┌─ Supplied data
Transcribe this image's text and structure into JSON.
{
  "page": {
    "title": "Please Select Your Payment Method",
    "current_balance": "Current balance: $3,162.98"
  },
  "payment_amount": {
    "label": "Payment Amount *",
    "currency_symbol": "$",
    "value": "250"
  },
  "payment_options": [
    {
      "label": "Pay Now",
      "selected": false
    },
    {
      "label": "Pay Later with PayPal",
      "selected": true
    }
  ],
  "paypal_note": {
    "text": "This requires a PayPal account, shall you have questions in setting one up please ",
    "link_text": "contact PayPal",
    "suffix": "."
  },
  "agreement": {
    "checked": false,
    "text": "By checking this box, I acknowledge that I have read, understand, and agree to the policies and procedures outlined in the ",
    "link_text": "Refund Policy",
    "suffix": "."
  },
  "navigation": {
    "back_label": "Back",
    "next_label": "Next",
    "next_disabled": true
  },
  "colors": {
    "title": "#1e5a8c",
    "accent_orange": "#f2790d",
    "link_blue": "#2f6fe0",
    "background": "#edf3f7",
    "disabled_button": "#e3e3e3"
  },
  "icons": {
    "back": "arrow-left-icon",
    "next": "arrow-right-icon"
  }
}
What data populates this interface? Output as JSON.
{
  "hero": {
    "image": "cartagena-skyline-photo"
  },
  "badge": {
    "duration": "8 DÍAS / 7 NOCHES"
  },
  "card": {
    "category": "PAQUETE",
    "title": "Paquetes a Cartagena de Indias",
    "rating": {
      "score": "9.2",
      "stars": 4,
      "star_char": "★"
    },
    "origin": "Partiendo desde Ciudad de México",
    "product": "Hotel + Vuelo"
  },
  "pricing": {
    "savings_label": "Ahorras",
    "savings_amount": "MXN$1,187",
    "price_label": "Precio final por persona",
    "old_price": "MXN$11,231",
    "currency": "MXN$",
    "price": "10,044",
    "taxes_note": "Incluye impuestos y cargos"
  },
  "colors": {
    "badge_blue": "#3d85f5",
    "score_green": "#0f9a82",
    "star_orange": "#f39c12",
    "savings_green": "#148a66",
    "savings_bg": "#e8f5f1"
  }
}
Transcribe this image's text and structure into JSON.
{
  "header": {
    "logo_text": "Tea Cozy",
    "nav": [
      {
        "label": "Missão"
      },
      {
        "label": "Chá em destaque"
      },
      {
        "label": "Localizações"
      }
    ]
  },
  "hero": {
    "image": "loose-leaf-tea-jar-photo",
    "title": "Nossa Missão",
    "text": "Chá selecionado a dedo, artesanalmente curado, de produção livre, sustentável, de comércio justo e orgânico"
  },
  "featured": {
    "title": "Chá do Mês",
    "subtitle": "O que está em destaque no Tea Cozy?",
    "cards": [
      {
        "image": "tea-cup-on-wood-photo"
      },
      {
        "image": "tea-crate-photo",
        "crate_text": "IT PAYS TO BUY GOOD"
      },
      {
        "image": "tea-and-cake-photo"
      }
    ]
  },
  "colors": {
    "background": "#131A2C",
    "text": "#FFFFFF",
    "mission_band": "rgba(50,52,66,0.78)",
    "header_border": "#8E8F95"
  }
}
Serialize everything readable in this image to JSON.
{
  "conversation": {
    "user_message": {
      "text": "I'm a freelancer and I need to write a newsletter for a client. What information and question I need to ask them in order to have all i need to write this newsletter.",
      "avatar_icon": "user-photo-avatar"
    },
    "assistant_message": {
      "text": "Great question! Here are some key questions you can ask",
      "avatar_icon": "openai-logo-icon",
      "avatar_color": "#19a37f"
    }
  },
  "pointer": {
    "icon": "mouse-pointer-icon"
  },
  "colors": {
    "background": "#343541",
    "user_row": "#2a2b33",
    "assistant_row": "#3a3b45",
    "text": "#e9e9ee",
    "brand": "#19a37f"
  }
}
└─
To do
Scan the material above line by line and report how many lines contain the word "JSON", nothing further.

Reply
4